[Along with implications for childhood obesity,] walking or biking to school historically provided unstructured time with friends and peers. Even when teens commuted alone, they often arrived early enough to get some time with friends before heading home. This is no longer the case in many of the schools I observed."
We have to remember that when you’re younger, you always want to be older. Kids see adults in places like bars, clubs, restaurants, and even public transit where they are not allowed. Somehow within that mix, we, as a society, have to do a better job of helping our children go through the coming-of-age process in ways that will create the local and global communities for them that we once had as kids ourselves.In case you missed it...
Read our previous blog, "8 Ways to Make Your Transit Maintenance Facility More Efficient."
The Southeastern Pennsylvania Transportation Authority’s Regional (commuter) Rail system was inherited from the Pennsylvania and Reading Railroads and the infrastructure in many sections of the system has been serving the Philadelphia area for more than 100 years. Fifteen years ago, overhead catenary system (OCS) failures were a common occurrence on SEPTA Regional Rail, a result of fatigue cracks and wear. The all too common OCS failures were frustrating for SEPTA customers who occasionally found it difficult to depend on train service for their travels and for SEPTA, whose crews were constantly working to repair and maintain the system.
London is one of the grand cities of the world and in the midst of the cycling revolution. Led by the city’s transport organization – Transport for London, but supported by more fundamental changes in the city’s society, economy and perceptions of lifestyle and mobility, cycling is “on a roll”!
Tech-enabled ride-hailing services like Uber and Lyft already appear to be acting as a complement to public transit. Uber analyzed its Los Angeles trip data to in this light. Over the course of a month, Uber found that 22 percent of trips taken near Metro stations took place during rush hour (between 7 a.m. and 10 a.m. and 4 p.m. and 7 p.m. Monday through Friday). This data could be telling us that people are using Uber like they might use bikeshare, as a last-mile and first-mile connection to transit.
Driverless cars have been in the news for quite some time. Last September, I speculated in PC 360, an insurance trade magazine, that insurance premiums for autos could decrease by as much as 40% over the next five years as autonomous cars made travel much safer. I increased my estimate to a 75% decrease in insurance premiums by extending the timeline to 15 years. When I wrote those two articles, I remember thinking how much of a personal paradigm shift was needed to accept a driverless car as safe. Now, it appears that driverless buses are in the near future as well.

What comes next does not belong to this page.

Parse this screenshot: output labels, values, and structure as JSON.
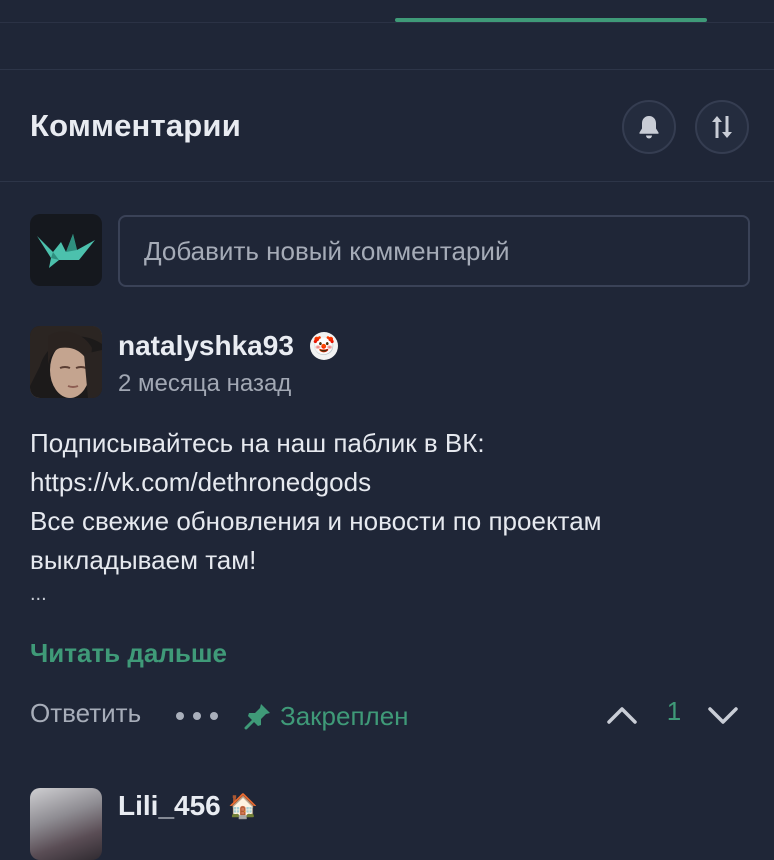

What do transit authorities like SEPTA, MBTA, MTA and BART have in common other than transporting thousands, even millions of riders every day? All were recently ranked as four of the U.S.’s 500 “Best Employers” by Forbes magazine.
SEPTA, MBTA, MTA and BART were among 25 organizations included in Forbes’ “Transportation & Logistics” category, along with Southwest Airlines, Amtrak, CSX, Union Pacific and Greyhound. In fact, SEPTA (#33) and MBTA (#49) placed higher than Apple (#55) and SEPTA was the highest ranked company in Pennsylvania.